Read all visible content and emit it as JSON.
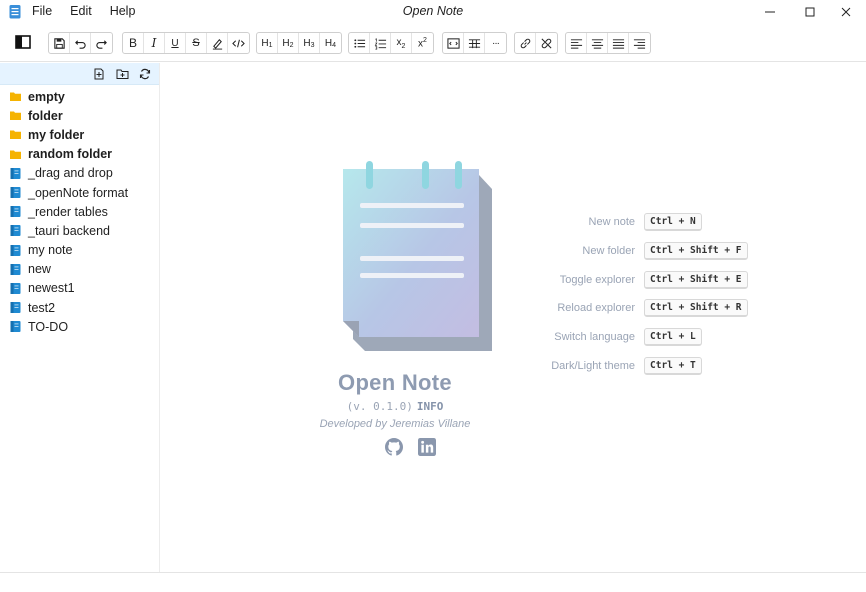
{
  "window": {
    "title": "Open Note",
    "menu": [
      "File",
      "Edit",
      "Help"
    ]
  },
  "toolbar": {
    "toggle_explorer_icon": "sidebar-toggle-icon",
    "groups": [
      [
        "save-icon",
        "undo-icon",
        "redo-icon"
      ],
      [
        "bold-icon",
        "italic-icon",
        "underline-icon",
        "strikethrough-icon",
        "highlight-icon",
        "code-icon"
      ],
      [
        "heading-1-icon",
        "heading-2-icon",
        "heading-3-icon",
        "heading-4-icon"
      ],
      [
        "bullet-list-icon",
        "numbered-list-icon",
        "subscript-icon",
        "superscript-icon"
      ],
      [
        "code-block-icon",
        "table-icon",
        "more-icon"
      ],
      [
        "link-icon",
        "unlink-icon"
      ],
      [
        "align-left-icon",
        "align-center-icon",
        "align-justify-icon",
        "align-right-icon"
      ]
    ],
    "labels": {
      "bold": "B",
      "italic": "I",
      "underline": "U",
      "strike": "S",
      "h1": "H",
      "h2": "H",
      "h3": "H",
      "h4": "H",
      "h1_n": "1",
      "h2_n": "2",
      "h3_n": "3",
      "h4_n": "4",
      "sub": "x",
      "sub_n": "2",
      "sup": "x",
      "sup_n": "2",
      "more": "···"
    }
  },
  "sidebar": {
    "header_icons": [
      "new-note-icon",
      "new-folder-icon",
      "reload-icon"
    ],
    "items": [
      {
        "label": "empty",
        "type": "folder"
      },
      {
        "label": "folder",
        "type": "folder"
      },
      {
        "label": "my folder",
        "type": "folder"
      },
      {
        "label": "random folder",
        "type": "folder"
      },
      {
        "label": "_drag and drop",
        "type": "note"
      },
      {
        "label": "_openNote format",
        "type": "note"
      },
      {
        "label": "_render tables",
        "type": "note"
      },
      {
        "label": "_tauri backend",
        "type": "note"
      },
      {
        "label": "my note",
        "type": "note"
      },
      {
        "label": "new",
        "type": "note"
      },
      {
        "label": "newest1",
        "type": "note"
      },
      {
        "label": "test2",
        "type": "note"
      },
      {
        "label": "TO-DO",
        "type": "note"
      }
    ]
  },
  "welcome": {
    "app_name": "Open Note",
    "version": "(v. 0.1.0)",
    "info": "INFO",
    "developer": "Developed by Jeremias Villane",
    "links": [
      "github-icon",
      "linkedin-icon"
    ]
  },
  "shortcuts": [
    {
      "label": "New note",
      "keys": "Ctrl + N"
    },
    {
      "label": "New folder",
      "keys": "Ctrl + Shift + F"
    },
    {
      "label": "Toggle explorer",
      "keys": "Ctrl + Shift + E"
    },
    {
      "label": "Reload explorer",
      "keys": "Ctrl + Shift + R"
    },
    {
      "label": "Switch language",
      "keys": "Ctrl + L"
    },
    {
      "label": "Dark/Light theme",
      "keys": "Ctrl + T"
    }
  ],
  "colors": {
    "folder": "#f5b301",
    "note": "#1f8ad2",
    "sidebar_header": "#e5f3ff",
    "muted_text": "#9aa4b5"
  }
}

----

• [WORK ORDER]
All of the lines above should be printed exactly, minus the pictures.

• [TASK OUTPUT]
Read all visible content and emit it as JSON.
{
  "window": {
    "title": "Open Note",
    "menu": [
      "File",
      "Edit",
      "Help"
    ]
  },
  "toolbar": {
    "toggle_explorer_icon": "sidebar-toggle-icon",
    "groups": [
      [
        "save-icon",
        "undo-icon",
        "redo-icon"
      ],
      [
        "bold-icon",
        "italic-icon",
        "underline-icon",
        "strikethrough-icon",
        "highlight-icon",
        "code-icon"
      ],
      [
        "heading-1-icon",
        "heading-2-icon",
        "heading-3-icon",
        "heading-4-icon"
      ],
      [
        "bullet-list-icon",
        "numbered-list-icon",
        "subscript-icon",
        "superscript-icon"
      ],
      [
        "code-block-icon",
        "table-icon",
        "more-icon"
      ],
      [
        "link-icon",
        "unlink-icon"
      ],
      [
        "align-left-icon",
        "align-center-icon",
        "align-justify-icon",
        "align-right-icon"
      ]
    ],
    "labels": {
      "bold": "B",
      "italic": "I",
      "underline": "U",
      "strike": "S",
      "h1": "H",
      "h2": "H",
      "h3": "H",
      "h4": "H",
      "h1_n": "1",
      "h2_n": "2",
      "h3_n": "3",
      "h4_n": "4",
      "sub": "x",
      "sub_n": "2",
      "sup": "x",
      "sup_n": "2",
      "more": "···"
    }
  },
  "sidebar": {
    "header_icons": [
      "new-note-icon",
      "new-folder-icon",
      "reload-icon"
    ],
    "items": [
      {
        "label": "empty",
        "type": "folder"
      },
      {
        "label": "folder",
        "type": "folder"
      },
      {
        "label": "my folder",
        "type": "folder"
      },
      {
        "label": "random folder",
        "type": "folder"
      },
      {
        "label": "_drag and drop",
        "type": "note"
      },
      {
        "label": "_openNote format",
        "type": "note"
      },
      {
        "label": "_render tables",
        "type": "note"
      },
      {
        "label": "_tauri backend",
        "type": "note"
      },
      {
        "label": "my note",
        "type": "note"
      },
      {
        "label": "new",
        "type": "note"
      },
      {
        "label": "newest1",
        "type": "note"
      },
      {
        "label": "test2",
        "type": "note"
      },
      {
        "label": "TO-DO",
        "type": "note"
      }
    ]
  },
  "welcome": {
    "app_name": "Open Note",
    "version": "(v. 0.1.0)",
    "info": "INFO",
    "developer": "Developed by Jeremias Villane",
    "links": [
      "github-icon",
      "linkedin-icon"
    ]
  },
  "shortcuts": [
    {
      "label": "New note",
      "keys": "Ctrl + N"
    },
    {
      "label": "New folder",
      "keys": "Ctrl + Shift + F"
    },
    {
      "label": "Toggle explorer",
      "keys": "Ctrl + Shift + E"
    },
    {
      "label": "Reload explorer",
      "keys": "Ctrl + Shift + R"
    },
    {
      "label": "Switch language",
      "keys": "Ctrl + L"
    },
    {
      "label": "Dark/Light theme",
      "keys": "Ctrl + T"
    }
  ],
  "colors": {
    "folder": "#f5b301",
    "note": "#1f8ad2",
    "sidebar_header": "#e5f3ff",
    "muted_text": "#9aa4b5"
  }
}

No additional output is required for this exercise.